Standard legal disclaimer bumph: these files are provided as is, use them at your own risk, if it makes a mess of your server, it's entirely your own fault and I'm not accepting any responsibility whatsoever. Nope, none. Sorry...

Happy scripting!

Thursday, July 08, 2004

Version Control with Subversion and TortoiseSVN

Been looking at version control systems for use with our CF development. After a lot of investigation, I decided to go with Subversion (SVN) for the server, and TortoiseSVN for the client.

These two nifty little tools are free (as in beer) and open source, and they're self-hosting : i.e. the source code and version control for Subversion is done with... Subversion. SVN is intended to be "a new version control system that is very similar to CVS, but fixes many things that are broken", and I'd say it does that job very well.

I've also found the documentation to be pretty good, which is something you don't always get with open-source projects. The TortoiseSVN docs in particular are excellent, I actually found myself looking through the TortoiseSVN docs for info about Subversion rather than the Subversion docs themselves! It's probably the fact that it runs as a Windows Explorer plug-in that makes it feel very intuitive and easy to get to grips with.

Mind you, that's not to say either of them are perfect. There's a few niggles and things that you have to work around - for instance, SVN doesn't support a way to show/export ONLY the files that have changed since a particular revision or date, and setting up an initial repository can be a bit confusing until you've figured out what's actually going on - but they're a damn good place to start. There's also a Subversion API for integration with custom programs and developing addons. I found the svnant package, which gives you a custom ANT task for use in automatic build files to be excellent.

At my last job we used StarTeam, which again took some getting used to, and was also good, but far from perfect -he lack of an explicit branching method was particularly frustrating. But StarTeam costs $699 for just the Standard version, and if you're looking for something free, open-source, widely used, well-documented and fairly easy to get to grips with, you'd have a hard time finding a better system than SVN.
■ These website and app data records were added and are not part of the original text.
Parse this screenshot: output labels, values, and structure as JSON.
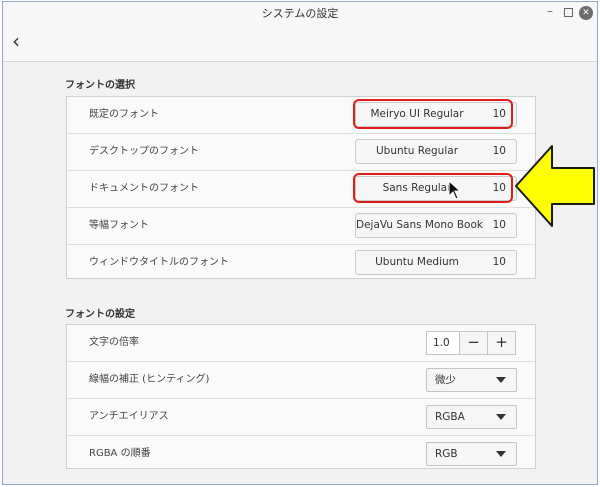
{
  "window": {
    "title": "システムの設定",
    "minimize_label": "–",
    "close_label": "✕",
    "back_label": "‹"
  },
  "font_selection": {
    "title": "フォントの選択",
    "rows": [
      {
        "label": "既定のフォント",
        "font": "Meiryo UI Regular",
        "size": "10"
      },
      {
        "label": "デスクトップのフォント",
        "font": "Ubuntu Regular",
        "size": "10"
      },
      {
        "label": "ドキュメントのフォント",
        "font": "Sans Regular",
        "size": "10"
      },
      {
        "label": "等幅フォント",
        "font": "DejaVu Sans Mono Book",
        "size": "10"
      },
      {
        "label": "ウィンドウタイトルのフォント",
        "font": "Ubuntu Medium",
        "size": "10"
      }
    ]
  },
  "font_settings": {
    "title": "フォントの設定",
    "scale": {
      "label": "文字の倍率",
      "value": "1.0",
      "minus": "−",
      "plus": "+"
    },
    "hinting": {
      "label": "線幅の補正 (ヒンティング)",
      "value": "微少"
    },
    "antialias": {
      "label": "アンチエイリアス",
      "value": "RGBA"
    },
    "rgba_order": {
      "label": "RGBA の順番",
      "value": "RGB"
    }
  },
  "colors": {
    "highlight": "#e01c1c",
    "callout_fill": "#ffff00"
  }
}
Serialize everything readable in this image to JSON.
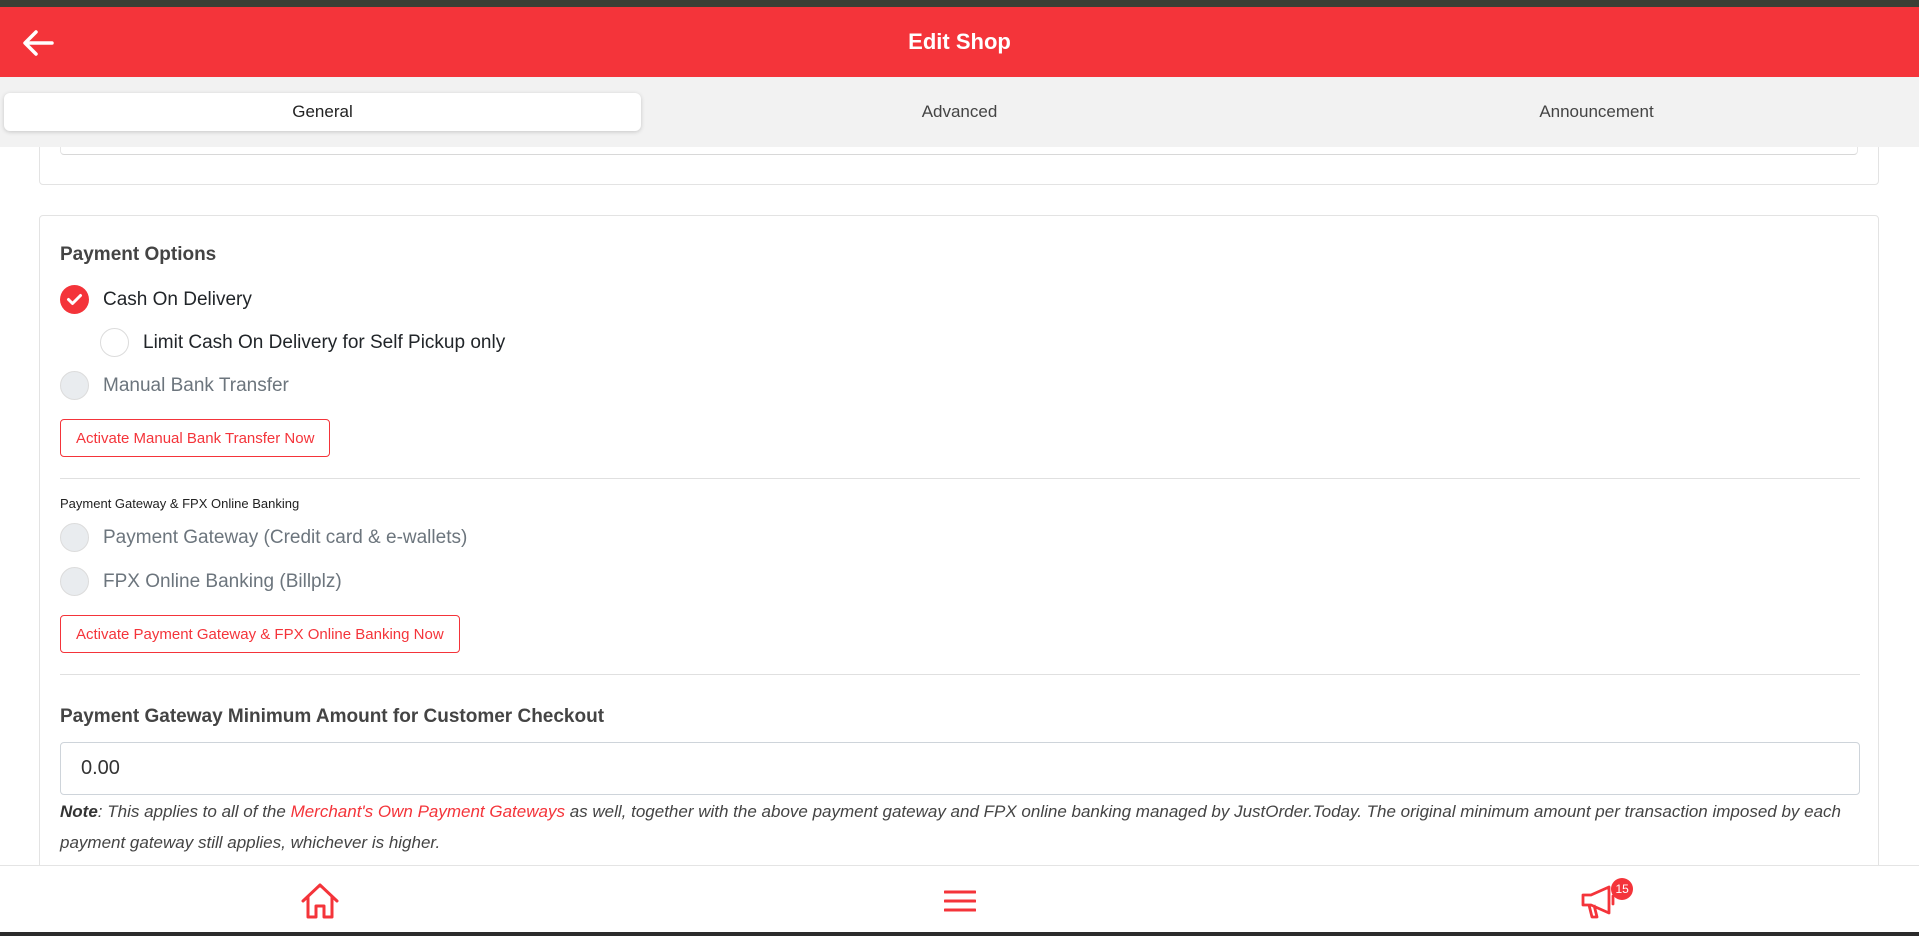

I'll probably blog more details about my issues, solutions and workarounds here in future - stay tuned...